We typically pay on the claim prior to the host seeking such coverage from his or her insurance. We do expect our Host Guarantee to be the primary source of coverage for our hosts.
Rubey says the Host Guarantee provides homeowners with "the ultimate peace of mind" and is the "greatest protection" available in the sector.
The quandary then is: Should you believe Airbnb's clarification that its coverage comes before existing policies or should you rely on an insurance expert's advice that the language of its terms means the guarantee is only triggered after homeowners' policies pay for damages?
Wolf of CBIZ Insurance Services also examines other loopholes, noting that the Airbnb Host Guarantee doesn't cover homeowners' main areas of exposure: liability for a guest injury and loss of business income due to damage from weather-related events such as hurricanes or tornadoes.
Among other problem areas, Wolf says, property owners are required to have ensured there were positive reviews about guests before renting to them, and must submit a claim within 14 days of the incident or before the next guest stays at the property.
And, Wolf argues that the following paragraph in the Airbnb Host Guarantee terms reinforces the notion that its introduction is mostly about promoting the site. It states:
Airbnb provides Hosts with the Airbnb Host Guarantee benefits described herein free of charge solely for the purpose of promoting use of the Site, Application and Services by building customer loyalty and strengthening customer confidence as to use of the Site, Application and Services.

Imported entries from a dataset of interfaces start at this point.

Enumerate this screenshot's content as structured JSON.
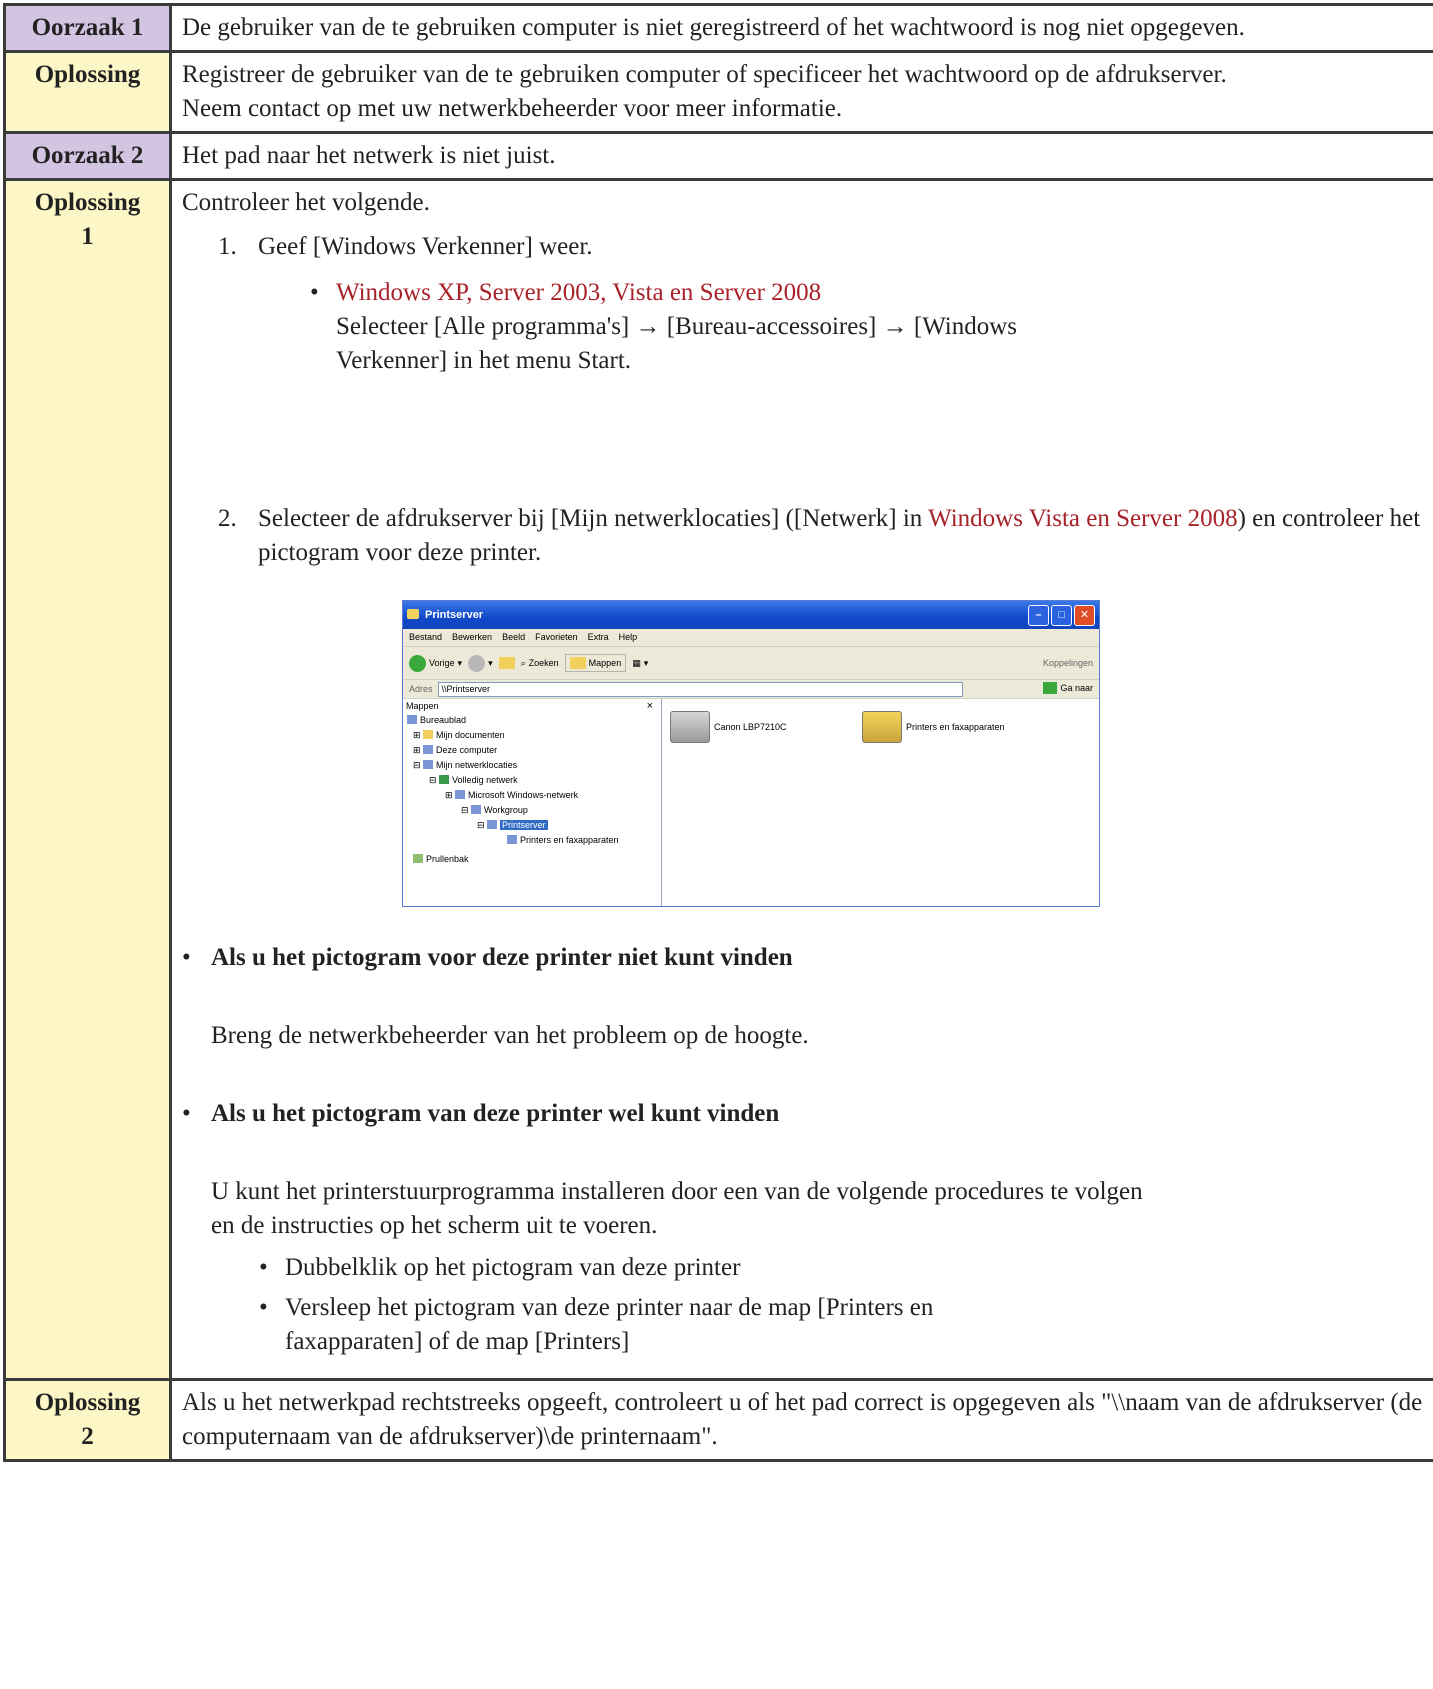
{
  "rows": [
    {
      "label": "Oorzaak 1",
      "text": "De gebruiker van de te gebruiken computer is niet geregistreerd of het wachtwoord is nog niet opgegeven."
    },
    {
      "label": "Oplossing",
      "line1": "Registreer de gebruiker van de te gebruiken computer of specificeer het wachtwoord op de afdrukserver.",
      "line2": "Neem contact op met uw netwerkbeheerder voor meer informatie."
    },
    {
      "label": "Oorzaak 2",
      "text": "Het pad naar het netwerk is niet juist."
    },
    {
      "label_line1": "Oplossing",
      "label_line2": "1",
      "intro": "Controleer het volgende.",
      "step1_num": "1.",
      "step1": "Geef [Windows Verkenner] weer.",
      "os_link": "Windows XP, Server 2003, Vista en Server 2008",
      "os_text": "Selecteer [Alle programma's] → [Bureau-accessoires] → [Windows Verkenner] in het menu Start.",
      "step2_num": "2.",
      "step2_a": "Selecteer de afdrukserver bij [Mijn netwerklocaties] ([Netwerk] in ",
      "step2_link": "Windows Vista en Server 2008",
      "step2_b": ") en controleer het pictogram voor deze printer.",
      "case1_title": "Als u het pictogram voor deze printer niet kunt vinden",
      "case1_text": "Breng de netwerkbeheerder van het probleem op de hoogte.",
      "case2_title": "Als u het pictogram van deze printer wel kunt vinden",
      "case2_text": "U kunt het printerstuurprogramma installeren door een van de volgende procedures te volgen en de instructies op het scherm uit te voeren.",
      "sub1": "Dubbelklik op het pictogram van deze printer",
      "sub2": "Versleep het pictogram van deze printer naar de map [Printers en faxapparaten] of de map [Printers]"
    },
    {
      "label_line1": "Oplossing",
      "label_line2": "2",
      "text": "Als u het netwerkpad rechtstreeks opgeeft, controleert u of het pad correct is opgegeven als \"\\\\naam van de afdrukserver (de computernaam van de afdrukserver)\\de printernaam\"."
    }
  ],
  "screenshot": {
    "title": "Printserver",
    "menu": [
      "Bestand",
      "Bewerken",
      "Beeld",
      "Favorieten",
      "Extra",
      "Help"
    ],
    "toolbar": {
      "back": "Vorige",
      "search": "Zoeken",
      "folders": "Mappen",
      "links": "Koppelingen"
    },
    "address_label": "Adres",
    "address_value": "\\\\Printserver",
    "go_label": "Ga naar",
    "pane_title": "Mappen",
    "pane_close": "×",
    "tree": [
      "Bureaublad",
      "Mijn documenten",
      "Deze computer",
      "Mijn netwerklocaties",
      "Volledig netwerk",
      "Microsoft Windows-netwerk",
      "Workgroup",
      "Printserver",
      "Printers en faxapparaten",
      "Prullenbak"
    ],
    "items": [
      "Canon LBP7210C",
      "Printers en faxapparaten"
    ]
  }
}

Meanwhile, HomeAway takes a different tack, marketing CSA Property Damage Protection to owners and guests for a maximum of $5,000 in coverage for a $59 fee.
Owners can sell it to guests in lieu of demanding deposits and travelers can take out coverage on their own, as well.
"Property Damage Protection enables travelers to replace deposits with insurance designed to cover damages a traveler may accidentally cause to a vacation rental," Shepherd says. "The vast majority of security deposits are returned in full, so the purpose of PDP is to make the rental transaction easier for both the property owner and the traveler by reducing the efforts of paying, collecting and refunding deposits."
Let's see: As Airbnb and HomeAway clash in the vacation rental marketplace and vie for owner listings, Airbnb is marketing its $1 million Host Guarantee for free while HomeAway is pushing $5,000 Property Damage Protection to both owners and guests for a fee.
Shepherd of HomeAway argues that both companies are "essentially doing the same thing."
"In terms of meaningful protection, I think we match it [Airbnb], although our absolute numbers are smaller," Shepherd says.
But, if vacation-rental owners don't look deeply into Airbnb's Host Guarantee and list with Airbnb based on the $1 million glitz, it looks like HomeAway could have a big public relations problems on its hands.
UPDATE: Another insurance expert has taken a look at Airbnb's Host Guarantee and interpreted it as amounting to "excess coverage," meaning hosts would collect any damages from guests and existing homeowners' insurance policies before Airbnb's coverage gets triggered.
In other words, Airbnb's insurer would end up compensating hosts for damages very infrequently.
Several paragraphs of Airbnb's terms advise guests that their credit cards will get charged if damage is done to the property "so why would you need the Host Guarantee," the insurance expert says.
Importantly, the insurance expert pointed to the following statement in Airbnb's terms detailing some of the "excluded losses" as meaning that existing homeowners' insurance policies are "primary" and Airbnb's policy is excess coverage:
losses or damages for which you are compensated or reimbursed from a source other than Airbnb including without limitation: (i) amounts received under an insurance policy, guarantee or indemnity; (ii) a security deposit; or (iii) payment directly by the Responsible Guest or an Invitee, or other party or an insurer or guarantor of such party.